ANRE is the regulatory public body overseeing the electricity and gas market in Moldova, and to some degree the petroleum market. ANRE licenses the suppliers of imported electric energy, licenses the distributors, sets tariffs for transmission and for distribution of electric and thermal energy, as well as sets tariffs on natural gas. ANRE also regulates profits obtained by distributors and suppliers of energy.

The Moldovan producers of energy are fairly few: CHP-1 Chisinau (66 MW), CHP-2 Chisinau (240 MW), CHP-Nord (28.5 MW), HPP-Costesti (16 MW), in addition to miscellaneous CHPs at sugar factories (98 MW). Recently the energy was imported from Ukrainian DTEK Power Trade company, and from Молдавская ГРЭС (Transnistria), a hydro-electric power plant, the interest in which is owned by a Russian company INTER RAO UES.

The transmission lines are owned and operated by Moldelectrica S.A..

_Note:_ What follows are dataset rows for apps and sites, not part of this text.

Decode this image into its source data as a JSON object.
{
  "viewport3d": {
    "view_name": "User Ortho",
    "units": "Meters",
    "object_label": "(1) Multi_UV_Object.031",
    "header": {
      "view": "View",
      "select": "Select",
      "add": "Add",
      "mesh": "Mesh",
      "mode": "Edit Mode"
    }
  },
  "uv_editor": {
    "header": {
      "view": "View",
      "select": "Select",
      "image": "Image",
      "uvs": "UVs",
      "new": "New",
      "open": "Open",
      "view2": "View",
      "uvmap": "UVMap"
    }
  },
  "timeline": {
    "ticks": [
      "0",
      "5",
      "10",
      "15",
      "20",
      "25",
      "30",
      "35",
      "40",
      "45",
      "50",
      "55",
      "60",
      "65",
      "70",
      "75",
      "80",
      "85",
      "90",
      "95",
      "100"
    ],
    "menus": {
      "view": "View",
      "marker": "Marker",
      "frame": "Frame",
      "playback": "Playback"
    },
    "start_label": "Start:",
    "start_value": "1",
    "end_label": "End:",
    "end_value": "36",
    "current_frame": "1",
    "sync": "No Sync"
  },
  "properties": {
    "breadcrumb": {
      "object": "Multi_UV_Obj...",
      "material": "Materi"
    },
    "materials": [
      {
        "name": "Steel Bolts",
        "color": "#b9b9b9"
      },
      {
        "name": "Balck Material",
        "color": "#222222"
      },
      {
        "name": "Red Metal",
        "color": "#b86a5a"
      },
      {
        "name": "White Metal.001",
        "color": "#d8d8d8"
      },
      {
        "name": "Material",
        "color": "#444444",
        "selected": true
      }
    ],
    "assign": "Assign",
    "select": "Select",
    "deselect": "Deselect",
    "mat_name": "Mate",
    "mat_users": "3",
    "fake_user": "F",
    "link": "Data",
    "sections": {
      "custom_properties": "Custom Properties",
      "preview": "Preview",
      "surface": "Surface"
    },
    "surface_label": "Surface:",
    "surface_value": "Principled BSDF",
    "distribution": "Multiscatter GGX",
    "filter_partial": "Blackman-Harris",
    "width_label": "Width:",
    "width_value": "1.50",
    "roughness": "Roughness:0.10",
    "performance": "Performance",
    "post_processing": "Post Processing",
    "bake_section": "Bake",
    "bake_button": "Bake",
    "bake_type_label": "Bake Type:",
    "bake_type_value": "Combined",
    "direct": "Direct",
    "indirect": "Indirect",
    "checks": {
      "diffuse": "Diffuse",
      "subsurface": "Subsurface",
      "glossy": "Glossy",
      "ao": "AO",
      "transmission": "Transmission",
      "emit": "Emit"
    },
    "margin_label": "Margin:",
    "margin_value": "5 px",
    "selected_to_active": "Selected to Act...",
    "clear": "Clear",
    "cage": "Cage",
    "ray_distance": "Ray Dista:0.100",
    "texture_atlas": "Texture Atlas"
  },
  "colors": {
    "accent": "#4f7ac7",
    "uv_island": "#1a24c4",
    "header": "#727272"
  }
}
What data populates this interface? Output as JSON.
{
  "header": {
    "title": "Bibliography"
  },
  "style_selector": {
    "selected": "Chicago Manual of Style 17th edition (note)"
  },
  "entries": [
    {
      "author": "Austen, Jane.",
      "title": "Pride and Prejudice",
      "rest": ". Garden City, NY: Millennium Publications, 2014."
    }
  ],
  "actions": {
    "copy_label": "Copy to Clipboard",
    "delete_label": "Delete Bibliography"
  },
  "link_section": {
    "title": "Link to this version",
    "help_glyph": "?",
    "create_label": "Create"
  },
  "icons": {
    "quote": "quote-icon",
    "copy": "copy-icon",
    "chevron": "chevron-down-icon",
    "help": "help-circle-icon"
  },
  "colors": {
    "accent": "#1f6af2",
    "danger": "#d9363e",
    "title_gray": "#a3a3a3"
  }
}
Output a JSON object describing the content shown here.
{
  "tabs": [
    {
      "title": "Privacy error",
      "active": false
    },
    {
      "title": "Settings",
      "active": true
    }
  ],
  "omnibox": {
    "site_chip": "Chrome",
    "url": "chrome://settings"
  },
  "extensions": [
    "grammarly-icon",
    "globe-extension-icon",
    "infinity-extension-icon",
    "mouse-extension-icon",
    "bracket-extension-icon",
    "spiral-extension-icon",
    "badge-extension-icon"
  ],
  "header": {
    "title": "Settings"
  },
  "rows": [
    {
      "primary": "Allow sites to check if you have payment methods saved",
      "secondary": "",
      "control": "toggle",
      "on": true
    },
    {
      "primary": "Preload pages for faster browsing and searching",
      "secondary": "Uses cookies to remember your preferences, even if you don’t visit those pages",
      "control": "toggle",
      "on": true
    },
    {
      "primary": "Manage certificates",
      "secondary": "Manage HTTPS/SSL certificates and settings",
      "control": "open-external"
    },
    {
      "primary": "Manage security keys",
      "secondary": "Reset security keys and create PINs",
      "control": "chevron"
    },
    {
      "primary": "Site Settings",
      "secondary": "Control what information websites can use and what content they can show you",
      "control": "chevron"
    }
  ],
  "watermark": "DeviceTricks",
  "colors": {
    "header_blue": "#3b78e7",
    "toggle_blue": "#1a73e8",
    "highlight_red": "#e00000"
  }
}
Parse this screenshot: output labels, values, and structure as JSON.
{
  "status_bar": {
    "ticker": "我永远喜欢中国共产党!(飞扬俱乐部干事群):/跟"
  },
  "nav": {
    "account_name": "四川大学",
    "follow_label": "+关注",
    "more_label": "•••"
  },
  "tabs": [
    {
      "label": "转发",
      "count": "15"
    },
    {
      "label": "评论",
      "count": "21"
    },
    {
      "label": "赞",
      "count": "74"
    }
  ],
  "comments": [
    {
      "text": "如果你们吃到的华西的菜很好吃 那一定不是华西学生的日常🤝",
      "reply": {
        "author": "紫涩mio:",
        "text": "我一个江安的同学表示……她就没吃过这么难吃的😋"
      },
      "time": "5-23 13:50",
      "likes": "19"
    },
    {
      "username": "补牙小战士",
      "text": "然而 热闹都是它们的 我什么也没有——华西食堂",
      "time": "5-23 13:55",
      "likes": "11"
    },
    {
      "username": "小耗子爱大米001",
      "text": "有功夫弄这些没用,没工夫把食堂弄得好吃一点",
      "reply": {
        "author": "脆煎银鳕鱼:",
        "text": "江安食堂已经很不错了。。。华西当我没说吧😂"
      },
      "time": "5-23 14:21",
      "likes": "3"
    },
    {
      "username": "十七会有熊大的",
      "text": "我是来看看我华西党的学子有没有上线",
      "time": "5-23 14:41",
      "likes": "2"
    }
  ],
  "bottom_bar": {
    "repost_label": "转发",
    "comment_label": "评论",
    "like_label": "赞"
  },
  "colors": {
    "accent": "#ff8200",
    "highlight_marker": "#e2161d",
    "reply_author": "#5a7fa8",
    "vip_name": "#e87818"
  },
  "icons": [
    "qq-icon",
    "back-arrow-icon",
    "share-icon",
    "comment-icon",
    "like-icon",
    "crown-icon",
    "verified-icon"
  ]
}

Distribution of electric energy is accomplished through three main entities: RED Nord, RED Nord-Vest, and RED Union Fenosa. The first two are state-controlled, and the third is owned by Union Fenosa Internacional S.A. All three entities are also licensed to supply energy at ANRE-regulated prices.

Waste-to-Energy. Moldovan Renewable Energy Law classifies the biomass from certain wastes as a renewable energy source. The Moldovan law mandates all local providers of electricity, and petroleum importers, to purchase electrical energy produced in Moldova from renewable sources, in volumes/proportions determined by their respective market shares. This means that the demand for locally produced electricity from renewable sources is created by the legislative mandate, which creates favorable conditions for WTE projects.

I.M. Regia "Autosalubritate" is a waste management company owned by the municipality of Chisinau that also owns and operates the municipal landfill located near the village Tsintsareni. Autosalubritate processes and discards circa 195,000 tons of SMW per year into the municipal landfill. While there have been attempts to set up a lucrative system of waste processing, many western companies are still looking at the Tsintsareni landfill as a good business opportunity to set WTE projects.